We use a tool called Jenkins to do Continuous Integration (often referred to as CI). Without getting too nerdy, all that means is that we have a server sitting in the background continually checking our work. Each time someone changes something, the Jenkins CI server “builds” a completely new version of the site and runs some tests over it. Jenkins Pipeline allows us to see what is going on inside Jenkins.
It works like this: all of our team our beavering away making stuff. As soon as a developer finishes working on something, they commit their work to Github (which is where we “save” our work). The gotcha is that sometimes that thing they were working on then breaks someone else’s code. Or something which was working is no longer working as planned. Ideally we’d like to find out about this as soon as possible.
Jenkins sees a change has been made, and then grabs that version of the project, builds a completely new version of the site and content, and then starts running some automated tests. These tests make sure that each of the parts of the project work properly. Once everything passes, it gets a green light and Jenkins publishes this version of the code to a server (so us humans can take a look).
The big advantage to using a CI server like Jenkins is that any change gets tested immediately. We don’t rely on a human to test these, as (lets be honest here) they can be a bit unreliable. They get sick, they get distracted, they skip steps in testing, and they complain when asked to do boring tasks like check the same thing again and again and again.
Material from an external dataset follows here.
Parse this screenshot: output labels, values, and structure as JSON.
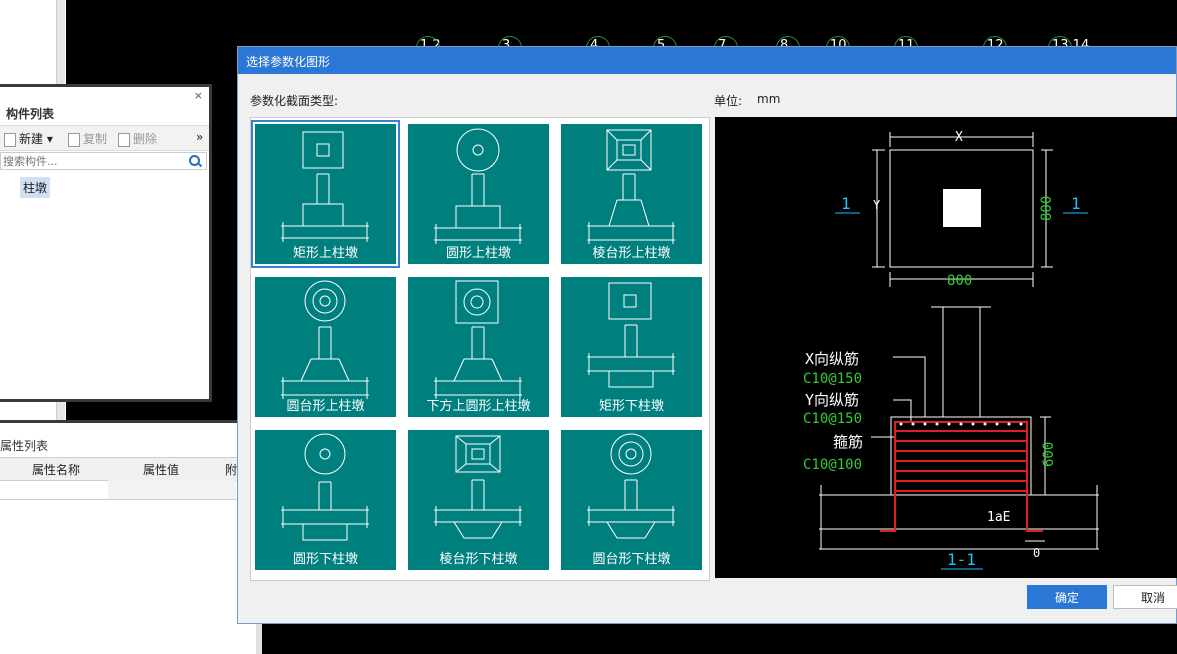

Jenkins on the other hand is always there, happily running in the background.
What can be tricky is understanding exactly where Jenkins is up to. Has the build just started, or is the testing almost complete? Is my change being tested now or is it sitting in a queue? Often several different changes are made by several developers at once, so it is useful to know which is getting tested and if it broke, where. This is where the *Pipeline* comes in – particularly when there are 3 or 4 anxious developers all trying to get their work through to Production.
The Jenkins Pipeline gives us an overview of where these tests are up to. We have a development and a master Jenkins Pipeline. Development is for releases to the development branch, and these get pushed to a Dev server. Master is the master branch, and is for all of our hotfixes and tested releases. This gets pushed to UAT and then finally Production. All of this might sound like a bit of a cumbersome process with many steps (you might have worked with developers who say “hey- I don’t need to test my stuff. I made it so I know it is Awesome!”). But in this everything is completely automated so it needs very little effort- all a developer needs to do is commit a change to kick it all off. The upside is that we can have a high degree of confidence that everything works as planned.
What the Jenkins Pipeline looks like
This is what the Jenkins Pipeline looks like when there are no tests running for our Michelle Bridges 12WBT project. Each row is a “build” that relates directly to a commit, and the columns are steps in the process. Green is good, and it means that test group has all passed. You can see in this screenshot that there was a build which failed the Cucumber tests (the big red box) earlier today, followed by another which then passed.
Step 1: rspec
This is what the pipeline looks like when I’ve just kicked off a build. A new row appears for my test. Everything goes blue and the active step is yellow. The Rspec tests are the various “code” tests which check to see if specific functionality is working.
Step 2: cucumber
Once the Rspec tests pass, that box turns green, and then the next step starts – in this case Cucumber. This is running through all of the Cucumber stories that we use to describe how different features work.
Step 3: metrics
The Cucumber tests all get completed, and that box turns green. The next box is metrics, which we check with a set of tools called MetricFu. These run checks to test quality in the code- looking for telltale signs like two parts of code that do the exact same thing. While this might not be the final word on whether code is in fact “good”, we can pick up sudden spikes in complexity or a drop in code test coverage. We’ve also added in Breakman to check for security flaws.
Step 4: deploy & check
Finally, the tested code is then deployed to the server using Capistrano. In this example (development pipeline) the version is pushed to our development server. There are a few checks that need to get done once everything is in place- for example a credit card payment process that relies on a 3rd party payment service. These are difficult to do inside the virtual environment of the CI server, so they get done on an actual server.
Step 5: All green – release the Pandas
Once all the steps are done, everything goes green. You might notice that this screenshot of the Jenkins Pipeline has a different release number- that is because I am slow and Jenkins is fast. It started on another build before I had a chance to screenshot. I am learning to live with my various shortcomings and deficiencies.
Next steps are to keep on improving our test times, since the faster these tests can run the sooner we can publish changes. When we’re busy we’ll occasionally get a backlog of changes, Jenkins becomes “Jerkins” and it can take a while for all of the builds to push through.
Overall, using Jenkins and the Pipeline view has been extremely useful. We get good visibility over where different builds are at, and what has failed where. Jenkins itself has helped us improve our process flow – particularly when used with Gitflow